The hunter is charged with trespassing on a Native American reservation, alongside the poaching of a 700 lb. black bear.
Brett James Stimac, a 41-year-old from Brainerd, has pleaded guilty to several crimes he committed. According to the U.S. Attorney’s office for the District of Minnesota, Stimac removed the head of the bear before charges were brought. The charges include three misdemeanors: wildlife trafficking, poaching, and trespassing on the Red Lake Band’s land.
Authorities then clarify that Stimac was unable to move the bear himself. As a result, he first tried to take its hide. When he was also incapable of this – he “cut off the bear’s head, paws and 71 pounds of meat, leaving the remains” to rot on the Native American Reservation.
Poaching is Not Hunting
Stimac used a compound bow for the poaching of the black bear, authorities state. The bear was cornered near a trash bin on Sept. 1, 2019. To make matters worse, the location of Stimac’s arrow shows the bear was running away when he shot it. Stimac then reportedly went out looking for the bear the next day.
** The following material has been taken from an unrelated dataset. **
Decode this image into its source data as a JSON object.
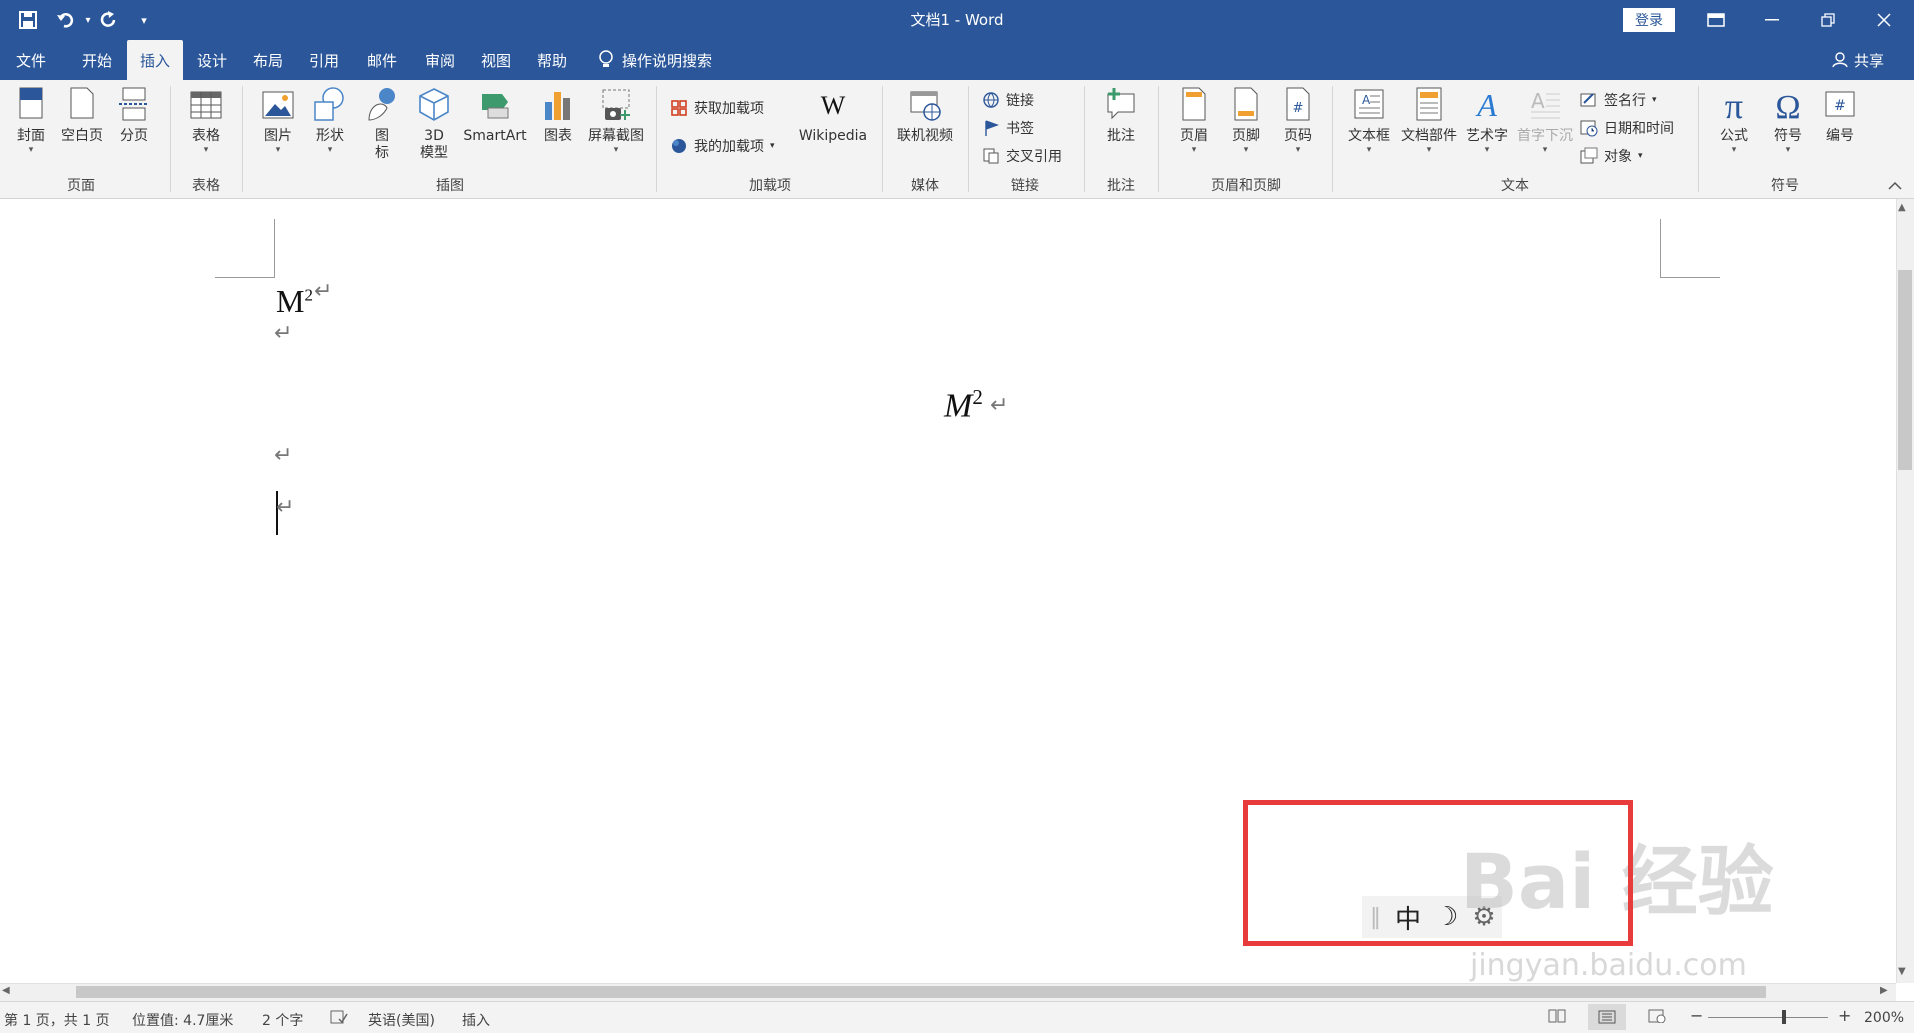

When he found it, he “sawed off its head and paws to keep as trophies”.
While the man is referred to as a “hunter” by sources, the poaching violation and criminal charge will stay on his record. Law-abiding sportsmen do not poach, and actively condemn the act – as any law-abiding citizen should.
Laws on poaching, however, vary by state. In most U.S. states, poaching is a misdemeanor. Only by a third offence is it a poacher charged with a felony.
Black Bear is a Sacred Animal to Native Americans
Luckily for authorities, Stimac follows his crimes with another dumbfounding decision. After the poaching, the criminally-charged man decides to post a photo of himself with the bear on Facebook. His caption reads: “got it done last night with an absolute giant over 700 pounds.”
Once the image began circulating within hunting groups, it would only be a matter of time before he was caught. The photo drew outrage from hunting communities online – with dozens of hunters condemning the poaching and Stimac’s trespassing on Reservation land.
Black bears are sacred to many Native American tribes. The Red Lake Band, in particular, considers the bear a totemic spiritual animal – and does not permit nontribal members to hunt bears.
The poacher is currently free on a $25,000 bond.